In the lines below, look for "date". Copy each line where it appears.

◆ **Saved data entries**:
········

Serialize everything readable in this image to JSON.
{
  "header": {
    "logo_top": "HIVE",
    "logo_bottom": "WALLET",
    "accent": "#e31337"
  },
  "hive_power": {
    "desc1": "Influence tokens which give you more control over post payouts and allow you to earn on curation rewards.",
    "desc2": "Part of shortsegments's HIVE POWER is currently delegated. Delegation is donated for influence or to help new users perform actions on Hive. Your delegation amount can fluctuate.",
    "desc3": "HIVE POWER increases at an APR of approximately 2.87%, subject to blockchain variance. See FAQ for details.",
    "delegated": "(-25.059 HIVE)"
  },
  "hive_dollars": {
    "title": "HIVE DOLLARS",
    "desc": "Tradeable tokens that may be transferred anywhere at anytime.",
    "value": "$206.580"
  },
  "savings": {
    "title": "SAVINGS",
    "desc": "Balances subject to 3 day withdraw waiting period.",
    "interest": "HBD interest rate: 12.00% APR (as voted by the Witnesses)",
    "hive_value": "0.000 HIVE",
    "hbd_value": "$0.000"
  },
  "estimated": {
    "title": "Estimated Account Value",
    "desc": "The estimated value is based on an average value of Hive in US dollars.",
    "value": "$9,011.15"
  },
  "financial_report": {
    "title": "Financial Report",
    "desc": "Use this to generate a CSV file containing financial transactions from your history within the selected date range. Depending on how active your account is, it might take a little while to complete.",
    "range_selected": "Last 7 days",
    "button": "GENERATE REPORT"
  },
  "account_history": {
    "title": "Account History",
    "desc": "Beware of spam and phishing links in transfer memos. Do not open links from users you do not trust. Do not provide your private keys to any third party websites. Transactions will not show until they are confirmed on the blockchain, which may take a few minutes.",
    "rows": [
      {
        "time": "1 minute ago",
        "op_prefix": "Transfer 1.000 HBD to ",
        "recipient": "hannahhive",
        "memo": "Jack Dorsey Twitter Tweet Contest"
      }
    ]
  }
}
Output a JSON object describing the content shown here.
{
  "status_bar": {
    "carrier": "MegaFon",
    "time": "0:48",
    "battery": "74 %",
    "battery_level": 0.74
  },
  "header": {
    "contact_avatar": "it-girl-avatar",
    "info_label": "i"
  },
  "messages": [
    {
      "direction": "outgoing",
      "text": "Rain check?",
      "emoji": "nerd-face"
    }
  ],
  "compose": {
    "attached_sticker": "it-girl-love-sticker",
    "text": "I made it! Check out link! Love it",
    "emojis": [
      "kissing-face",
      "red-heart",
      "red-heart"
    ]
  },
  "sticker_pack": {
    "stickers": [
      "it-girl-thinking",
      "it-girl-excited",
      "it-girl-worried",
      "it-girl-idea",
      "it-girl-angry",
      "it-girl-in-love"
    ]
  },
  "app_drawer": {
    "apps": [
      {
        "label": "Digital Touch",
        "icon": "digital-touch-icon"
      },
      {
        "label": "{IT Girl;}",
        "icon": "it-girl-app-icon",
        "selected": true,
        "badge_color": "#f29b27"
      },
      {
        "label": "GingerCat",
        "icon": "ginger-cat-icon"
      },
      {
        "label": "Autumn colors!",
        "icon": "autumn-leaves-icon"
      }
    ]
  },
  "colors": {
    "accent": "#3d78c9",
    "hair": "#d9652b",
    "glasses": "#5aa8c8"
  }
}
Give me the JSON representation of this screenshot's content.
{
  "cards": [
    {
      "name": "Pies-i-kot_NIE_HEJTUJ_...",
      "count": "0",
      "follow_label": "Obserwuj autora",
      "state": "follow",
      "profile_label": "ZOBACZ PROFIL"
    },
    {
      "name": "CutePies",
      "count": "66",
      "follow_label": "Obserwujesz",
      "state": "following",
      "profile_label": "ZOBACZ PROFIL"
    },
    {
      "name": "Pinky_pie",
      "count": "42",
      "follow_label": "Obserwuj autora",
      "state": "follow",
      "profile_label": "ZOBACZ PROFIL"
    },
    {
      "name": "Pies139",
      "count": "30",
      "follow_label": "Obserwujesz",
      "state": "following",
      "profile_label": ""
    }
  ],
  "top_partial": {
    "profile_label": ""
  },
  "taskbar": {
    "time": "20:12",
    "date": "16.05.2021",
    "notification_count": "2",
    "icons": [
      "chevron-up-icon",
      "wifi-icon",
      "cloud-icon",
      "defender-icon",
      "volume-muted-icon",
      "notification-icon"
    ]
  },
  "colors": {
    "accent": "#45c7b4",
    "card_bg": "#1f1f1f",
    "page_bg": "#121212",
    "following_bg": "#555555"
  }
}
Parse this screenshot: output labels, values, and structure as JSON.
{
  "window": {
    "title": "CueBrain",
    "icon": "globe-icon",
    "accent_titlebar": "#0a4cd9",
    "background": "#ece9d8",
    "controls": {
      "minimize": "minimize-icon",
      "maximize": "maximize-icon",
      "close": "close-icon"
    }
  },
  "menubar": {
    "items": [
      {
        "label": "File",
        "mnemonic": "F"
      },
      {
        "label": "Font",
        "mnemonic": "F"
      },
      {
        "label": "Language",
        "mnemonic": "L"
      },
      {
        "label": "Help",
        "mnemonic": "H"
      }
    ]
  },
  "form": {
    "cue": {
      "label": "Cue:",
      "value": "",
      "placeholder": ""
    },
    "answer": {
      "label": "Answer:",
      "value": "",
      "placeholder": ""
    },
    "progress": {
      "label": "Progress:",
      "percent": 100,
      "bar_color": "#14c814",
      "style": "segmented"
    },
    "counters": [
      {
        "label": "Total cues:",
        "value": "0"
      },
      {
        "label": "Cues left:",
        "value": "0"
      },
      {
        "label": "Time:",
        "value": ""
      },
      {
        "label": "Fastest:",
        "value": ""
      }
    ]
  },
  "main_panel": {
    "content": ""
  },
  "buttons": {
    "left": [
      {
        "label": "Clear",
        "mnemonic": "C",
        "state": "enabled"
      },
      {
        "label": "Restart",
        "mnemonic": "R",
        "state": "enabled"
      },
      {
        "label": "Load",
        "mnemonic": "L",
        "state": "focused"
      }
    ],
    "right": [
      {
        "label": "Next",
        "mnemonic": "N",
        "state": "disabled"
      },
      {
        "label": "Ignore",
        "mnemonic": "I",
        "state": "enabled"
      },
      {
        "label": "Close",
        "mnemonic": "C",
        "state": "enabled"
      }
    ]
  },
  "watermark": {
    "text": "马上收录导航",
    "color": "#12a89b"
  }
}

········

◆ **Task result**:
    "desc": "Use this to generate a CSV file containing financial transactions from your history within the selected date range. Depending on how active your account is, it might take a little while to complete.",
    "date": "16.05.2021",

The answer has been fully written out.